[Component data from apps and pages]
┄┄┄┄┄┄

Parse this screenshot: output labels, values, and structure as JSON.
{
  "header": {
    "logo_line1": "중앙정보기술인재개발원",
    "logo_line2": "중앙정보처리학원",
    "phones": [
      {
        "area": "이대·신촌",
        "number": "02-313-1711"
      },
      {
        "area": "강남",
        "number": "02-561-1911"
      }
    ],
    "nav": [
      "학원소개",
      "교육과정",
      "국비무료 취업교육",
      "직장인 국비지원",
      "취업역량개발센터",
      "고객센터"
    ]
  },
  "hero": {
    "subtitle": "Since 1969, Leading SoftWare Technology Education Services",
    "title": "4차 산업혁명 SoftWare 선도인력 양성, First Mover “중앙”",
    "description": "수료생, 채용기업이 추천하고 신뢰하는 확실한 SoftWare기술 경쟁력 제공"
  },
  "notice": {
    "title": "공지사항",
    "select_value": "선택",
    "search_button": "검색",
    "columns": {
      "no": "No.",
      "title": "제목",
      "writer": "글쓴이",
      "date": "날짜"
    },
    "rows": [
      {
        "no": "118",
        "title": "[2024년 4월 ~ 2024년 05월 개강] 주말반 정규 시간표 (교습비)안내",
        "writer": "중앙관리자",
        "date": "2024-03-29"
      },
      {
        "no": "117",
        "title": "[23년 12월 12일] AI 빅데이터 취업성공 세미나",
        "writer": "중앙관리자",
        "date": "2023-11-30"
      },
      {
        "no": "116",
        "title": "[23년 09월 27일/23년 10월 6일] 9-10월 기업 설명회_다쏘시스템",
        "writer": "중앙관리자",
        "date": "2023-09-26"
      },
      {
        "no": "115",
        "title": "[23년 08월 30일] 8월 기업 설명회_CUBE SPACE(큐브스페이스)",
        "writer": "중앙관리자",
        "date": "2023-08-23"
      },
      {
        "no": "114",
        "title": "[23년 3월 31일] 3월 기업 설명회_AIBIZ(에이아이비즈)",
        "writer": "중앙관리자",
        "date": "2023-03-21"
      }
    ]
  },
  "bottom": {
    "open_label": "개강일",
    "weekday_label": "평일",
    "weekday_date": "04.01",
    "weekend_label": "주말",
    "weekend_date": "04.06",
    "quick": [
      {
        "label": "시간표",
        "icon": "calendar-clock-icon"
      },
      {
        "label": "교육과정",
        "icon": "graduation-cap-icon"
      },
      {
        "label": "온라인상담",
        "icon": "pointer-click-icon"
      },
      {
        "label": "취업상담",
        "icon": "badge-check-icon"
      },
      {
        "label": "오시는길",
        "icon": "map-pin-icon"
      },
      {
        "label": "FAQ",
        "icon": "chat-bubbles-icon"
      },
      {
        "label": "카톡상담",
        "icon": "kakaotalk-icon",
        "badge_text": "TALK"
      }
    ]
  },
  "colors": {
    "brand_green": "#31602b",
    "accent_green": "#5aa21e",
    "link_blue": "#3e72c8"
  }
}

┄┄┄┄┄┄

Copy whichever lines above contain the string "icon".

**Reply to the exercise**.
        "icon": "calendar-clock-icon"
        "icon": "graduation-cap-icon"
        "icon": "pointer-click-icon"
        "icon": "badge-check-icon"
        "icon": "map-pin-icon"
        "icon": "chat-bubbles-icon"
        "icon": "kakaotalk-icon",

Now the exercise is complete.